Contrary to Duco?s claim of their forthcoming bout as a New Zealand first, the WBF then ?sanctioned? Jimmy?s defence of their bogus heavyweight title against capable Englishman Johnny Nelson five months later at Mount Smart stadium and Jimmy lost his pretend title. But that wasn?t the end, for 10 months later in Atlantic City Jimmy again became ?World Champion,? this time for the IBO?s version of it (they, note, being Duco?s ?sanctioning? body), against a so-so American opponent.

So if you believe the Duco claim then it seems we?ve already had a World Heavyweight Champion and a championship fight in Auckland. You?re unaware of that because that was the age of Tyson, Lennox Lewis, Holyfield and company who were real champions and Jimmy?s ?championship successes? were properly ignored, even here in New Zealand when journalist standards existed. That said?when Jimmy contested these ?titles? he had fought and beaten far better opponents than Joseph has to date encountered.

The Ruiz fight is good for Joseph as the Mexican is a hardy fellow?but for God?s sake, cut this world title crap. The proposition that the taxpayer should contribute towards this insignificant event is preposterous. It?s a fairly run of the mill matching having to bear the financial load of massive ?sanctioning? fees so as to ascribe it a bogus world championship status no-one in the outside boxing world will take seriously. To suggest it will induce visitors and put New Zealand on the map is simply insulting.

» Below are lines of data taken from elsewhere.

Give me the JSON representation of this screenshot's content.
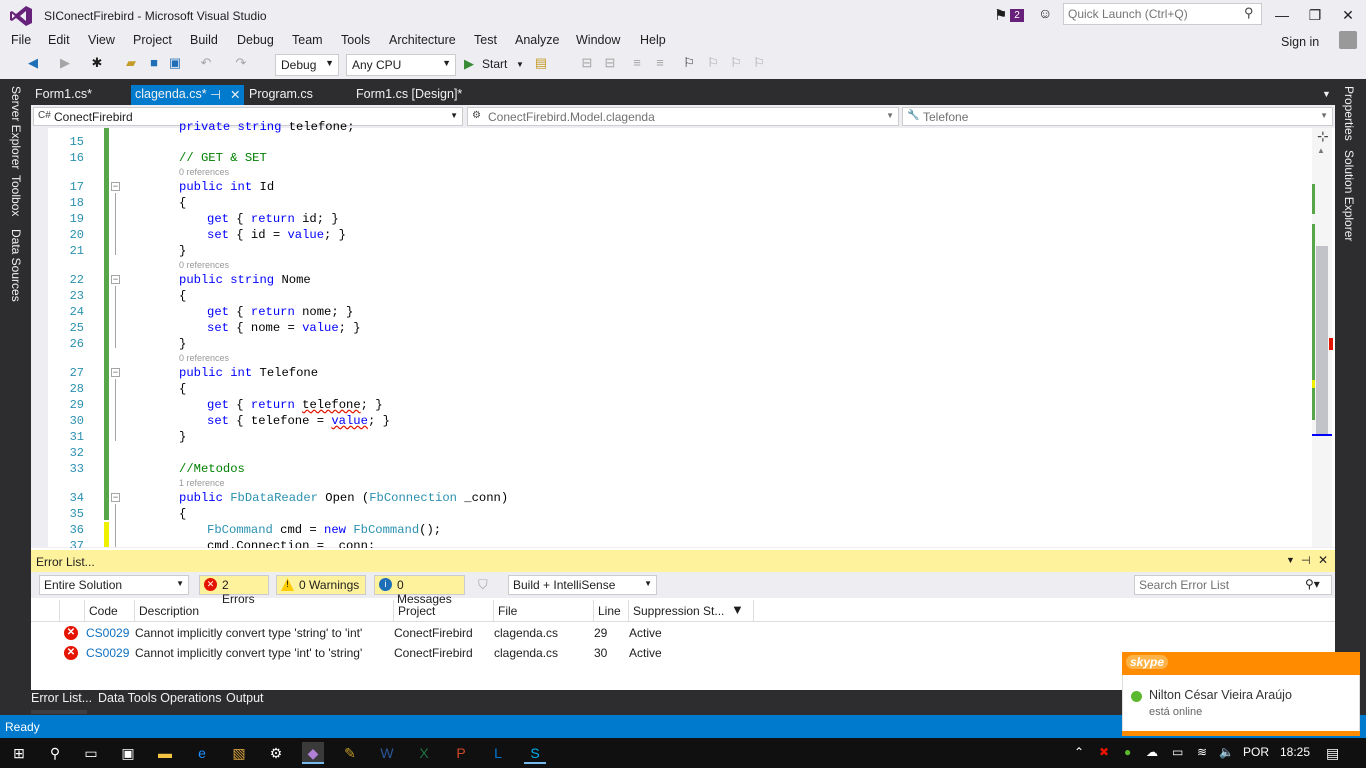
{
  "window": {
    "title": "SIConectFirebird - Microsoft Visual Studio",
    "notification_count": "2",
    "quick_launch_placeholder": "Quick Launch (Ctrl+Q)",
    "sign_in": "Sign in",
    "controls": {
      "minimize": "—",
      "restore": "❐",
      "close": "✕"
    }
  },
  "menu": [
    "File",
    "Edit",
    "View",
    "Project",
    "Build",
    "Debug",
    "Team",
    "Tools",
    "Architecture",
    "Test",
    "Analyze",
    "Window",
    "Help"
  ],
  "toolbar": {
    "config": "Debug",
    "platform": "Any CPU",
    "start": "Start"
  },
  "left_dock": [
    "Server Explorer",
    "Toolbox",
    "Data Sources"
  ],
  "right_dock": [
    "Properties",
    "Solution Explorer"
  ],
  "doc_tabs": [
    {
      "label": "Form1.cs*",
      "active": false
    },
    {
      "label": "clagenda.cs*",
      "active": true
    },
    {
      "label": "Program.cs",
      "active": false
    },
    {
      "label": "Form1.cs [Design]*",
      "active": false
    }
  ],
  "nav": {
    "project": "ConectFirebird",
    "type": "ConectFirebird.Model.clagenda",
    "member": "Telefone"
  },
  "code": {
    "partial_line": "private string telefone;",
    "lines": [
      {
        "n": "15",
        "text": ""
      },
      {
        "n": "16",
        "text": "// GET & SET"
      },
      {
        "n": "17",
        "text": "public int Id"
      },
      {
        "n": "18",
        "text": "{"
      },
      {
        "n": "19",
        "text": "get { return id; }"
      },
      {
        "n": "20",
        "text": "set { id = value; }"
      },
      {
        "n": "21",
        "text": "}"
      },
      {
        "n": "22",
        "text": "public string Nome"
      },
      {
        "n": "23",
        "text": "{"
      },
      {
        "n": "24",
        "text": "get { return nome; }"
      },
      {
        "n": "25",
        "text": "set { nome = value; }"
      },
      {
        "n": "26",
        "text": "}"
      },
      {
        "n": "27",
        "text": "public int Telefone"
      },
      {
        "n": "28",
        "text": "{"
      },
      {
        "n": "29",
        "text": "get { return telefone; }"
      },
      {
        "n": "30",
        "text": "set { telefone = value; }"
      },
      {
        "n": "31",
        "text": "}"
      },
      {
        "n": "32",
        "text": ""
      },
      {
        "n": "33",
        "text": "//Metodos"
      },
      {
        "n": "34",
        "text": "public FbDataReader Open (FbConnection _conn)"
      },
      {
        "n": "35",
        "text": "{"
      },
      {
        "n": "36",
        "text": "FbCommand cmd = new FbCommand();"
      },
      {
        "n": "37",
        "text": "cmd.Connection = _conn;"
      }
    ],
    "refs": [
      "0 references",
      "0 references",
      "0 references",
      "1 reference"
    ],
    "tokens": {
      "kw_public": "public",
      "kw_int": "int",
      "kw_string": "string",
      "kw_get": "get",
      "kw_set": "set",
      "kw_return": "return",
      "kw_value": "value",
      "kw_new": "new",
      "comment_getset": "// GET & SET",
      "comment_metodos": "//Metodos",
      "id": "Id",
      "nome": "Nome",
      "telefone_prop": "Telefone",
      "fbdatareader": "FbDataReader",
      "fbconnection": "FbConnection",
      "fbcommand": "FbCommand"
    }
  },
  "error_list": {
    "title": "Error List...",
    "scope": "Entire Solution",
    "errors_btn": "2 Errors",
    "warnings_btn": "0 Warnings",
    "messages_btn": "0 Messages",
    "build_filter": "Build + IntelliSense",
    "search_placeholder": "Search Error List",
    "columns": [
      "Code",
      "Description",
      "Project",
      "File",
      "Line",
      "Suppression St..."
    ],
    "rows": [
      {
        "code": "CS0029",
        "description": "Cannot implicitly convert type 'string' to 'int'",
        "project": "ConectFirebird",
        "file": "clagenda.cs",
        "line": "29",
        "state": "Active"
      },
      {
        "code": "CS0029",
        "description": "Cannot implicitly convert type 'int' to 'string'",
        "project": "ConectFirebird",
        "file": "clagenda.cs",
        "line": "30",
        "state": "Active"
      }
    ]
  },
  "bottom_tabs": [
    "Error List...",
    "Data Tools Operations",
    "Output"
  ],
  "status": "Ready",
  "skype_toast": {
    "brand": "skype",
    "name": "Nilton César Vieira  Araújo",
    "status": "está online"
  },
  "taskbar": {
    "language": "POR",
    "time": "18:25"
  },
  "colors": {
    "accent": "#007acc",
    "vs_purple": "#68217a",
    "error_red": "#e51400",
    "warning_bar": "#fff29d",
    "skype_orange": "#ff8c00"
  }
}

Which is why they pulled the funding request, because the government could see through the crocodile tears and realised they were being played by a couple of boxing thugs.